- WHAT YOU SHOULD DO: What is the number of lines in the entries that contain "plus"? Reply with that number only.

- DATA EXCERPTS:
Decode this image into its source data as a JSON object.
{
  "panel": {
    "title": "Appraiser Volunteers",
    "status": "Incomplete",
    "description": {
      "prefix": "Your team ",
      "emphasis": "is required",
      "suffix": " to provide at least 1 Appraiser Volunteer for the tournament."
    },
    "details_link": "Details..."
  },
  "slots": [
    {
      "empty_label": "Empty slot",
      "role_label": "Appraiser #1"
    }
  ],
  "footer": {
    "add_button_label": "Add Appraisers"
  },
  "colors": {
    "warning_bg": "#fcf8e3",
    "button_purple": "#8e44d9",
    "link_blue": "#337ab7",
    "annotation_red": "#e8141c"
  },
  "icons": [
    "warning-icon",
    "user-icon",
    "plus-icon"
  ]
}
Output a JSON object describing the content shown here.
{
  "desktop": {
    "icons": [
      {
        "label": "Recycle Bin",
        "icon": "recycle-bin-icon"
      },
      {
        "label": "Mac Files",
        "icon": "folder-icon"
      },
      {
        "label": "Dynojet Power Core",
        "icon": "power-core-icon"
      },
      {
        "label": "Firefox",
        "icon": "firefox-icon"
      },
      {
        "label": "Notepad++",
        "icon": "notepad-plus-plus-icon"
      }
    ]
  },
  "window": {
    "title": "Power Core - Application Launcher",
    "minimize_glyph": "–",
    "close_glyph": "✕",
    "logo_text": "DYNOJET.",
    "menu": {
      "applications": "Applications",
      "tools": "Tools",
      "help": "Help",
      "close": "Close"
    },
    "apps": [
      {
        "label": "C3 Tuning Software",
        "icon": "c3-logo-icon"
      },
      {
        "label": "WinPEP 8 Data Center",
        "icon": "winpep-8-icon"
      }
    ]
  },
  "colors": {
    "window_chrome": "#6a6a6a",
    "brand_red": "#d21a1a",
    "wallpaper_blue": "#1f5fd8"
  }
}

- REPLY: 2